5. Smoked food is high in sodium. Another heartbreaker - - the delicious smoked trout (590 mg), bacon (192 mg per slice), and smoked salmon (up to 1,132 mg) are all comparatively rich in sodium. Obviously, the salts used in the preserving process gets absorbed into the food.
6. Prepared sandwich meat is surprisingly high in sodium. I thought that eating a homemade sandwich, especially one made of turkey or chicken, would be good for me. Not so much - - a normal serving of sandwich meats (actual meat, not processed meat loaf product) runs in excess of 500 mg - 950 mg.
7. Low fat/low calorie/low carb does not equal low sodium. I was so focused on reducing my daily calories and carbs that I ignored the sodium levels in food. As my overall food consumption has decreased and my diet has evolved to incorporate less prepared food over time, my sodium consumption has also declined - - but nowhere near as much as my calories or carb levels. Nutrition needs to hit on multiple levels, as I discovered today.
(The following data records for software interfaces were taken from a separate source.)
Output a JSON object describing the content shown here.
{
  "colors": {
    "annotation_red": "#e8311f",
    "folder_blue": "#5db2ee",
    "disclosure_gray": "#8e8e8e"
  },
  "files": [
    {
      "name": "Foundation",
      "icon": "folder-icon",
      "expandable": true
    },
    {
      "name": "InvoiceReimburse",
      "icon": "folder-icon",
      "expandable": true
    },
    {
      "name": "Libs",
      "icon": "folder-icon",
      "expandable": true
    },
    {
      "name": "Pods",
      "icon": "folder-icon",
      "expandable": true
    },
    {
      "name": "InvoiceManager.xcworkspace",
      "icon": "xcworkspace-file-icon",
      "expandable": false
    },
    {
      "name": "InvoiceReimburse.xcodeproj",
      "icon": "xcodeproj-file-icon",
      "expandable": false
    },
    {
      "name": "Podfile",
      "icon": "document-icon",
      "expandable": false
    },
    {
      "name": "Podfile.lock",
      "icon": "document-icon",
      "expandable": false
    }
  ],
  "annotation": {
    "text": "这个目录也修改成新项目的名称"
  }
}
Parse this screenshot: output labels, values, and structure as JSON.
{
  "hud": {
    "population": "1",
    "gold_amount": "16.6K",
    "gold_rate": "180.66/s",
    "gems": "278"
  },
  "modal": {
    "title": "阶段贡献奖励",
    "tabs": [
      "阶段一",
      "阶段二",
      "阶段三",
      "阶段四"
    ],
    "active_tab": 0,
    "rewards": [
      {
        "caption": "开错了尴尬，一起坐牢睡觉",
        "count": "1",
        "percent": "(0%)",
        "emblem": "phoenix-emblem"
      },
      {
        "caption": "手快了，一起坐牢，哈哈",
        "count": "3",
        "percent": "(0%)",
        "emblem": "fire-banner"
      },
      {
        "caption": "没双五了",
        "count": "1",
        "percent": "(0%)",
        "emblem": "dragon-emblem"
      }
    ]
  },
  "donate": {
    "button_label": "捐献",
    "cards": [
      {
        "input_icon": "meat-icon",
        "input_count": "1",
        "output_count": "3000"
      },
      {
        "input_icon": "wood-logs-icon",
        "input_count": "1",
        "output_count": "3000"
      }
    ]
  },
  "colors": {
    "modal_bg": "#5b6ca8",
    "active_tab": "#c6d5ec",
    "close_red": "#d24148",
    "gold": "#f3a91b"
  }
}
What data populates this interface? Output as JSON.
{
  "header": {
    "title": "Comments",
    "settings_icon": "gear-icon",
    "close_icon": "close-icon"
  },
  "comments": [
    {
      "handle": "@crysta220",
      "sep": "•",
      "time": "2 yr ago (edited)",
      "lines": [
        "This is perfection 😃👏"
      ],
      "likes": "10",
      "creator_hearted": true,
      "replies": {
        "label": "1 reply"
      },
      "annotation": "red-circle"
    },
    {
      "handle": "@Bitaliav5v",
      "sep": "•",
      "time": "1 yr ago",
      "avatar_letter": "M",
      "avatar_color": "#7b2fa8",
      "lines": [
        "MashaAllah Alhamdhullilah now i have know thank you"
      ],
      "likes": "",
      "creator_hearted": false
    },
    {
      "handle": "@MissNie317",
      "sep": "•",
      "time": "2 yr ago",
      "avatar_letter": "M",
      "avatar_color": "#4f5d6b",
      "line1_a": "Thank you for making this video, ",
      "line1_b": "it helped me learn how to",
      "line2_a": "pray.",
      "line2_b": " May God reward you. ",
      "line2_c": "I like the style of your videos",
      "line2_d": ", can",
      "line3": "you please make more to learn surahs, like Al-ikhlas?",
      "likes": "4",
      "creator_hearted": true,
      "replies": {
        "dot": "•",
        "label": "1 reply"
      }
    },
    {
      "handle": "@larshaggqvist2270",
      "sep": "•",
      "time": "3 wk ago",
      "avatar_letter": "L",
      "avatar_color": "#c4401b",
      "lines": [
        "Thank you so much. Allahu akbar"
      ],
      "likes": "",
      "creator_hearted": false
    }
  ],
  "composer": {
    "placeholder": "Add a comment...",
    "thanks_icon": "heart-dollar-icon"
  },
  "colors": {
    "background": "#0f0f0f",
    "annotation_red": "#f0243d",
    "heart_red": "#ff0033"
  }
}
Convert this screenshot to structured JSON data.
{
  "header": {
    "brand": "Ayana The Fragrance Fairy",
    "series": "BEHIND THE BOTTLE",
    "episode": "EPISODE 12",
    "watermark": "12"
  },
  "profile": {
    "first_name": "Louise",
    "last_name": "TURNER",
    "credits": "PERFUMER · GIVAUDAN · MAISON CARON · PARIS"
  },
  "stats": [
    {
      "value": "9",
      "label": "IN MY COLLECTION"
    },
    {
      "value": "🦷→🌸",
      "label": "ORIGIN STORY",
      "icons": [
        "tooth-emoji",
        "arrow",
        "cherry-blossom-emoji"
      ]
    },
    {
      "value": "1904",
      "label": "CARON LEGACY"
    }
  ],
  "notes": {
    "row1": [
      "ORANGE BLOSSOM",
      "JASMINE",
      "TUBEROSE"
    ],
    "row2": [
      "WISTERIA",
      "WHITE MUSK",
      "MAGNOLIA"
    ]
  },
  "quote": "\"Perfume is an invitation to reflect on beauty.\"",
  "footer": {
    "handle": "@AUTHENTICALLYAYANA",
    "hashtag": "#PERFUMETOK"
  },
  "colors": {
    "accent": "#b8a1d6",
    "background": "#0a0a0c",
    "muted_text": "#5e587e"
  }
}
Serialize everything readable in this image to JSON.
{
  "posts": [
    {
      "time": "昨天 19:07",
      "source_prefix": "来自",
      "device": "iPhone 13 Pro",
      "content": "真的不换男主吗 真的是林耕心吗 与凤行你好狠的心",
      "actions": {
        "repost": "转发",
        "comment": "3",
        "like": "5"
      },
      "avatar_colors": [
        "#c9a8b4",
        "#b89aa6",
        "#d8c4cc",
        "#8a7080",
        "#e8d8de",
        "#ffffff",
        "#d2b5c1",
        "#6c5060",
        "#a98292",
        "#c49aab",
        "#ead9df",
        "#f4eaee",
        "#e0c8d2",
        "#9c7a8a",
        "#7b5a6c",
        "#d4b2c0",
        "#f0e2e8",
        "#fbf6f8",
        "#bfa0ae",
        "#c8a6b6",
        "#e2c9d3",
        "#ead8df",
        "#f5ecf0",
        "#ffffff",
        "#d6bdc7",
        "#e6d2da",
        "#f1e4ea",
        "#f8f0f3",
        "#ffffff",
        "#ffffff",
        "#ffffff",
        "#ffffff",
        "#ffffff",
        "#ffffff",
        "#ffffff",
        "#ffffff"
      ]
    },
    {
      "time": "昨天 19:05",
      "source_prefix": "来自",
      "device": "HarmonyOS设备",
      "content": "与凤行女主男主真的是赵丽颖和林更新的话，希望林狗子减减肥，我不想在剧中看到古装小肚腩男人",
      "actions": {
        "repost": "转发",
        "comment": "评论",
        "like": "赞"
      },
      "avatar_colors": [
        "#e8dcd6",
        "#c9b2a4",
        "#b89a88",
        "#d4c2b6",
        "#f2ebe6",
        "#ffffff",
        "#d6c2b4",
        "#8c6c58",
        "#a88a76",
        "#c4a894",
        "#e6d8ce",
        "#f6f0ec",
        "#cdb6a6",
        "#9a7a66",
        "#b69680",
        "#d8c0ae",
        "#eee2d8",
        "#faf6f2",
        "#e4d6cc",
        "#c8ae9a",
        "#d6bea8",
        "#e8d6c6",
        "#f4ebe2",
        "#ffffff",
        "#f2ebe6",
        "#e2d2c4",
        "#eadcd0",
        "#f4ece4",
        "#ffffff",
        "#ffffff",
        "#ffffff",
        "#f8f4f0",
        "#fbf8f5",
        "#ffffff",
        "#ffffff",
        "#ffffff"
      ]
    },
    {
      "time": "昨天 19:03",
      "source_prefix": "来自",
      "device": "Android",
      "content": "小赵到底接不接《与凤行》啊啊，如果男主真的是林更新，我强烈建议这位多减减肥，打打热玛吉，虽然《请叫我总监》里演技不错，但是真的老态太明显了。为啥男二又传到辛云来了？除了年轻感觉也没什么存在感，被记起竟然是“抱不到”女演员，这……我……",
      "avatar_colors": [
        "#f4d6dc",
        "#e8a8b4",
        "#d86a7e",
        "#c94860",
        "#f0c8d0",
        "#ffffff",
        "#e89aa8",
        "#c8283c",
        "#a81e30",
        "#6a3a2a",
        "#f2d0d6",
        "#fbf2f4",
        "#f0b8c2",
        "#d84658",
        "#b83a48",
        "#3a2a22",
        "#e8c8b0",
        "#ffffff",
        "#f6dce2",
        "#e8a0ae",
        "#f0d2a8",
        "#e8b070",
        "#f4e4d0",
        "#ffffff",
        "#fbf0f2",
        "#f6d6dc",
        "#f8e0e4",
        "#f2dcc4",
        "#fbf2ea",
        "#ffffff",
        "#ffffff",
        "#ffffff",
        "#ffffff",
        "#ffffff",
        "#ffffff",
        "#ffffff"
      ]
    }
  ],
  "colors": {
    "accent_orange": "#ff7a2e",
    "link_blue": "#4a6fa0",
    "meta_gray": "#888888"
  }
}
8. Restaurant food is high in sodium. Salt = flavour, and on days that I eat out, my sodium figures are consistently higher than days I cook for myself. Furthermore, it's very difficult to reduce the amount of sodium in restaurant food, although it is possible to try and make healthier choices.
So what am I going to do to try and reduce my sodium intake?
i) Read the nutrition labels, and try to choose lower sodium options when choosing between products.
ii) Look for foods with sodium levels of 5% or less of the daily recommended allowance - - these are considered to be foods that are "low in sodium". Similarly, avoid foods that have 15% or more of the daily recommended allowance of sodium - - these are "high in sodium" foods.
iii) Where possible, purchase the "reduced sodium" versions of foods.
iv) Reduce consumption of sandwich meats and sausages - - these are high in sodium.
v) Don't add salt when cooking. We already do this most of the time, but it's good practice - - we can always add salt at the table if required.
This will not be something that I can fix all at once, nor is it something that I can deliver on every day - - sometimes I will just have a 4,000 mg day - - but if I am aware of sodium and make choices taking sodium into account, I can work to bring my average consumption down month by month.